Exercise details — As you look over the data below, please find each line where the word "thumbnail" appears, then copy it.

Task data —
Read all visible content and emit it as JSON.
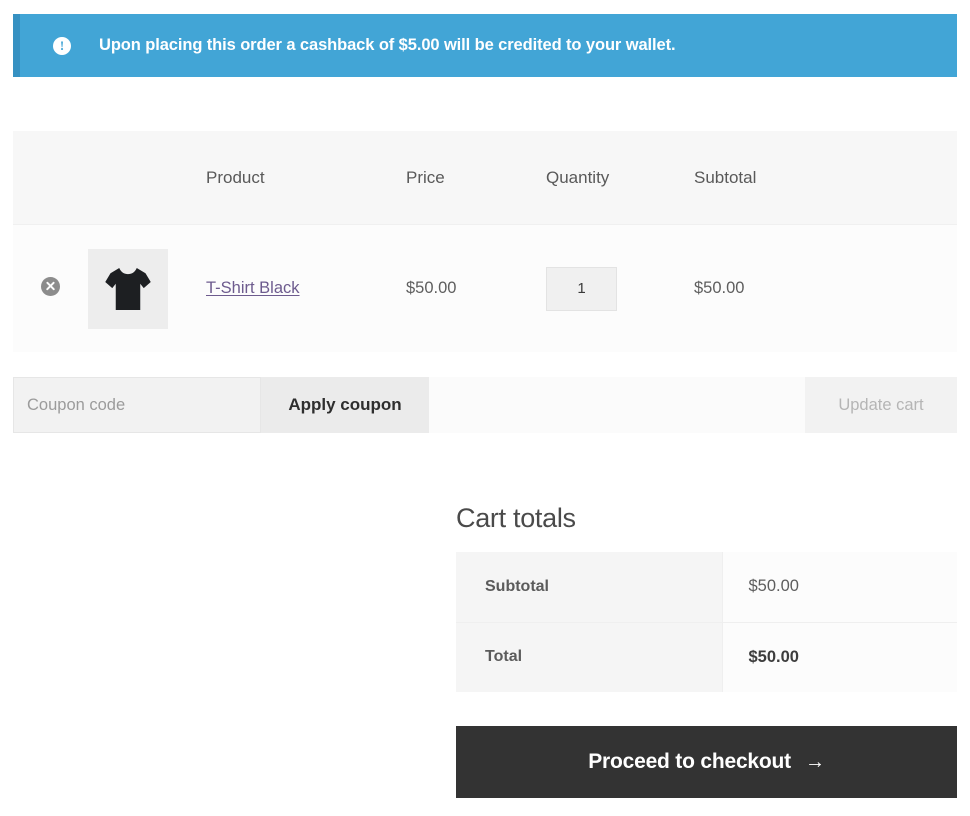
{
  "notice": {
    "icon": "exclamation-circle-icon",
    "message": "Upon placing this order a cashback of $5.00 will be credited to your wallet.",
    "bg_color": "#42a5d6",
    "border_color": "#3691c2"
  },
  "cart_table": {
    "headers": {
      "remove": "",
      "thumbnail": "",
      "product": "Product",
      "price": "Price",
      "quantity": "Quantity",
      "subtotal": "Subtotal"
    },
    "rows": [
      {
        "remove_icon": "remove-item-icon",
        "thumbnail_icon": "tshirt-thumbnail",
        "product_name": "T-Shirt Black",
        "price": "$50.00",
        "quantity": "1",
        "subtotal": "$50.00"
      }
    ]
  },
  "coupon": {
    "placeholder": "Coupon code",
    "value": "",
    "apply_label": "Apply coupon",
    "update_label": "Update cart"
  },
  "totals": {
    "title": "Cart totals",
    "rows": [
      {
        "label": "Subtotal",
        "value": "$50.00"
      },
      {
        "label": "Total",
        "value": "$50.00"
      }
    ],
    "checkout_label": "Proceed to checkout",
    "checkout_arrow": "→"
  }
}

Problem solution —
      "thumbnail": "",
        "thumbnail_icon": "tshirt-thumbnail",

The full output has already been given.